[Dataset rows for apps and sites]

-*-

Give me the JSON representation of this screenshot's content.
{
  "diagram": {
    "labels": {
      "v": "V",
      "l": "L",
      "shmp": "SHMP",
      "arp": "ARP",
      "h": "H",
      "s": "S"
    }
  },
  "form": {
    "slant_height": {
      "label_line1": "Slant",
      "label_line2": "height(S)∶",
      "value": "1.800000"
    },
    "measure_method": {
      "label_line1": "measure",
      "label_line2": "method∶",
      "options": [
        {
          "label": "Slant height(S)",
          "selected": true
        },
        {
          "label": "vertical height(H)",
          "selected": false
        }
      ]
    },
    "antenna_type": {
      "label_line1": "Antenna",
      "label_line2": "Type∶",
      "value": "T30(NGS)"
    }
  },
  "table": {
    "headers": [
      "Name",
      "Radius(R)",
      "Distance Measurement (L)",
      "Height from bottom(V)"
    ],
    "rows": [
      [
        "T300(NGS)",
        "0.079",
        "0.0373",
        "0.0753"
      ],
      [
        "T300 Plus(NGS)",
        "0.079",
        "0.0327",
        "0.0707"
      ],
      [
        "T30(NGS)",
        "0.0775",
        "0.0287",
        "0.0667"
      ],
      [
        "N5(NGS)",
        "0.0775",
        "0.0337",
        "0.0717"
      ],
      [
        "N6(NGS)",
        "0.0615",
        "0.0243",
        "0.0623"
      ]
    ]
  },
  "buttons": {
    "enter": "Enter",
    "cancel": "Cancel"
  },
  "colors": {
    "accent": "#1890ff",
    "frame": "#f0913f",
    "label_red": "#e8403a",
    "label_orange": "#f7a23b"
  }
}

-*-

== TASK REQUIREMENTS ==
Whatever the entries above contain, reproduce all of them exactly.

== FINISHED TASK ==
Give me the JSON representation of this screenshot's content.
{
  "diagram": {
    "labels": {
      "v": "V",
      "l": "L",
      "shmp": "SHMP",
      "arp": "ARP",
      "h": "H",
      "s": "S"
    }
  },
  "form": {
    "slant_height": {
      "label_line1": "Slant",
      "label_line2": "height(S)∶",
      "value": "1.800000"
    },
    "measure_method": {
      "label_line1": "measure",
      "label_line2": "method∶",
      "options": [
        {
          "label": "Slant height(S)",
          "selected": true
        },
        {
          "label": "vertical height(H)",
          "selected": false
        }
      ]
    },
    "antenna_type": {
      "label_line1": "Antenna",
      "label_line2": "Type∶",
      "value": "T30(NGS)"
    }
  },
  "table": {
    "headers": [
      "Name",
      "Radius(R)",
      "Distance Measurement (L)",
      "Height from bottom(V)"
    ],
    "rows": [
      [
        "T300(NGS)",
        "0.079",
        "0.0373",
        "0.0753"
      ],
      [
        "T300 Plus(NGS)",
        "0.079",
        "0.0327",
        "0.0707"
      ],
      [
        "T30(NGS)",
        "0.0775",
        "0.0287",
        "0.0667"
      ],
      [
        "N5(NGS)",
        "0.0775",
        "0.0337",
        "0.0717"
      ],
      [
        "N6(NGS)",
        "0.0615",
        "0.0243",
        "0.0623"
      ]
    ]
  },
  "buttons": {
    "enter": "Enter",
    "cancel": "Cancel"
  },
  "colors": {
    "accent": "#1890ff",
    "frame": "#f0913f",
    "label_red": "#e8403a",
    "label_orange": "#f7a23b"
  }
}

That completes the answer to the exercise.